__ASSIGNED TASK__. An identical copy of the records below is the expected result.

__EXTRACTED DATA__.
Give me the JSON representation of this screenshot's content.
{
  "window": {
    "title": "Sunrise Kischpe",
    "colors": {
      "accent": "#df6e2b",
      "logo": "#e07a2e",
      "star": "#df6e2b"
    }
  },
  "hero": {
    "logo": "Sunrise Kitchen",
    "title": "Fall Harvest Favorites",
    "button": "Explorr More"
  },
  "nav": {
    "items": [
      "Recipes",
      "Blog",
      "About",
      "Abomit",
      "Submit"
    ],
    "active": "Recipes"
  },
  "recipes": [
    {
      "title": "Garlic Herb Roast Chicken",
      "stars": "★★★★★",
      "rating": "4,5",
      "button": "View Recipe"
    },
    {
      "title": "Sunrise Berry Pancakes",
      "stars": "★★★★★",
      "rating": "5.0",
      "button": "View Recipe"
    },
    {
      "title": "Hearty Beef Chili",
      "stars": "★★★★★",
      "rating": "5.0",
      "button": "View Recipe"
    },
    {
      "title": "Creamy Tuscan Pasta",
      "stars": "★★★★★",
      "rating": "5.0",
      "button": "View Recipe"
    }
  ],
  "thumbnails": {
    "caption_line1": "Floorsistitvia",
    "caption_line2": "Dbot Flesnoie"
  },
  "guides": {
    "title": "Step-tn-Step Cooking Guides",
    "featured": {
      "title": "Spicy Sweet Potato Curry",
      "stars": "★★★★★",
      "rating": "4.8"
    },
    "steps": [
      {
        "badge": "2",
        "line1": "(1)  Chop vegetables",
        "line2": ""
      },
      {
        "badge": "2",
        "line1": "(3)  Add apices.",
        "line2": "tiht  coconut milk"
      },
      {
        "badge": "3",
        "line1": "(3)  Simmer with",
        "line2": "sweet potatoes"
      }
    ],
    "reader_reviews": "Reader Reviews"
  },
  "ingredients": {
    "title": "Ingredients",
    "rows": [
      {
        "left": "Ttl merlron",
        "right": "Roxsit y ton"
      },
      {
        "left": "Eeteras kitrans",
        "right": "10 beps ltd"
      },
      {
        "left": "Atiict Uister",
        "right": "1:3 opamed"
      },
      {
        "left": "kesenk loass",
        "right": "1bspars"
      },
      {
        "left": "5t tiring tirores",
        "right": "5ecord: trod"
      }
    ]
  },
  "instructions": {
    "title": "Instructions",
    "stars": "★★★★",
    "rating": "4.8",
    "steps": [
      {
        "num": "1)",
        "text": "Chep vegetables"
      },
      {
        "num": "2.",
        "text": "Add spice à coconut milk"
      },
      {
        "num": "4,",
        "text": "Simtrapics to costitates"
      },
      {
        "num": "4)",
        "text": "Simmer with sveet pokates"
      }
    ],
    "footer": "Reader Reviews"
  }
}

__SOLUTION BELOW__.
Give me the JSON representation of this screenshot's content.
{
  "window": {
    "title": "Sunrise Kischpe",
    "colors": {
      "accent": "#df6e2b",
      "logo": "#e07a2e",
      "star": "#df6e2b"
    }
  },
  "hero": {
    "logo": "Sunrise Kitchen",
    "title": "Fall Harvest Favorites",
    "button": "Explorr More"
  },
  "nav": {
    "items": [
      "Recipes",
      "Blog",
      "About",
      "Abomit",
      "Submit"
    ],
    "active": "Recipes"
  },
  "recipes": [
    {
      "title": "Garlic Herb Roast Chicken",
      "stars": "★★★★★",
      "rating": "4,5",
      "button": "View Recipe"
    },
    {
      "title": "Sunrise Berry Pancakes",
      "stars": "★★★★★",
      "rating": "5.0",
      "button": "View Recipe"
    },
    {
      "title": "Hearty Beef Chili",
      "stars": "★★★★★",
      "rating": "5.0",
      "button": "View Recipe"
    },
    {
      "title": "Creamy Tuscan Pasta",
      "stars": "★★★★★",
      "rating": "5.0",
      "button": "View Recipe"
    }
  ],
  "thumbnails": {
    "caption_line1": "Floorsistitvia",
    "caption_line2": "Dbot Flesnoie"
  },
  "guides": {
    "title": "Step-tn-Step Cooking Guides",
    "featured": {
      "title": "Spicy Sweet Potato Curry",
      "stars": "★★★★★",
      "rating": "4.8"
    },
    "steps": [
      {
        "badge": "2",
        "line1": "(1)  Chop vegetables",
        "line2": ""
      },
      {
        "badge": "2",
        "line1": "(3)  Add apices.",
        "line2": "tiht  coconut milk"
      },
      {
        "badge": "3",
        "line1": "(3)  Simmer with",
        "line2": "sweet potatoes"
      }
    ],
    "reader_reviews": "Reader Reviews"
  },
  "ingredients": {
    "title": "Ingredients",
    "rows": [
      {
        "left": "Ttl merlron",
        "right": "Roxsit y ton"
      },
      {
        "left": "Eeteras kitrans",
        "right": "10 beps ltd"
      },
      {
        "left": "Atiict Uister",
        "right": "1:3 opamed"
      },
      {
        "left": "kesenk loass",
        "right": "1bspars"
      },
      {
        "left": "5t tiring tirores",
        "right": "5ecord: trod"
      }
    ]
  },
  "instructions": {
    "title": "Instructions",
    "stars": "★★★★",
    "rating": "4.8",
    "steps": [
      {
        "num": "1)",
        "text": "Chep vegetables"
      },
      {
        "num": "2.",
        "text": "Add spice à coconut milk"
      },
      {
        "num": "4,",
        "text": "Simtrapics to costitates"
      },
      {
        "num": "4)",
        "text": "Simmer with sveet pokates"
      }
    ],
    "footer": "Reader Reviews"
  }
}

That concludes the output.